Thereafter I moved to Fribourg to work with Simon Sprecher. In his lab I focused on acoel worms, members of what we believe to be the oldest living bilaterian phylum. These things are pretty cool! it was also for that project where I did my first biology field trip to find some Xenoturbella’s in Sweden (maybe one of the most expensive organisms to isolate). Together with Adem I then analyzed the expressed complement of homeobox genes from different acoel species. I guess you have to have worked on HOX genes as en evo-devo enthusiast!

As you may appreciate by now I have seen and played with quite a few different creatures, and I am fascinated by all the different life forms on this planet and how all these phenotypes came to be! I also took part in the embryology course in woods hole to further stimulate certain ideas and during my phd I wrote a review about how molecular modules might impinge on evolutionary processes. However, I’m still waiting for the first person to cite this hidden jewel 🙂 !!

I also have an interest in teaching and i try to implement up to date didactic methods and varying techniques and classroom activities during my lectures. For this purpose I am currently still working towards a diploma in education if I ever get the time to finish (or start) my diploma thesis.

Don’t hesitate to contact me – i am always up for a coffee break or so.

…. and thanks to Leo for the picture on the swedish research vessel.


publications from my previous life:

Protein interference applications in cellular and developmental biology using DARPins that recognize GFP and mCherry.

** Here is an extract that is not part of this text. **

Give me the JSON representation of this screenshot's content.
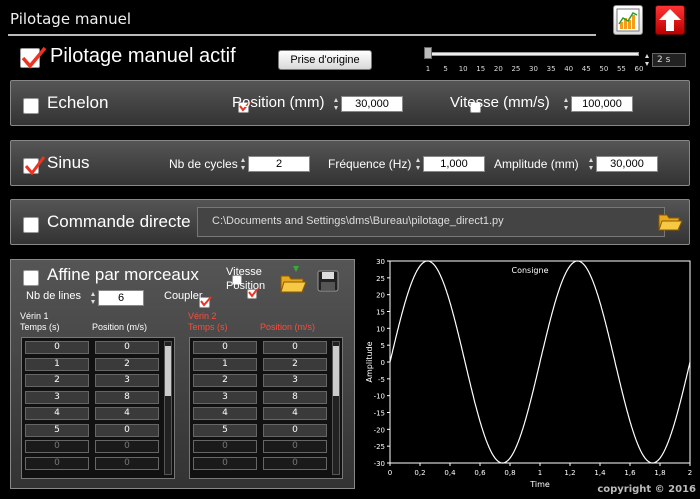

M Brauchle, S Hansen, E Caussinus, A Lenard… – Biology open, 2014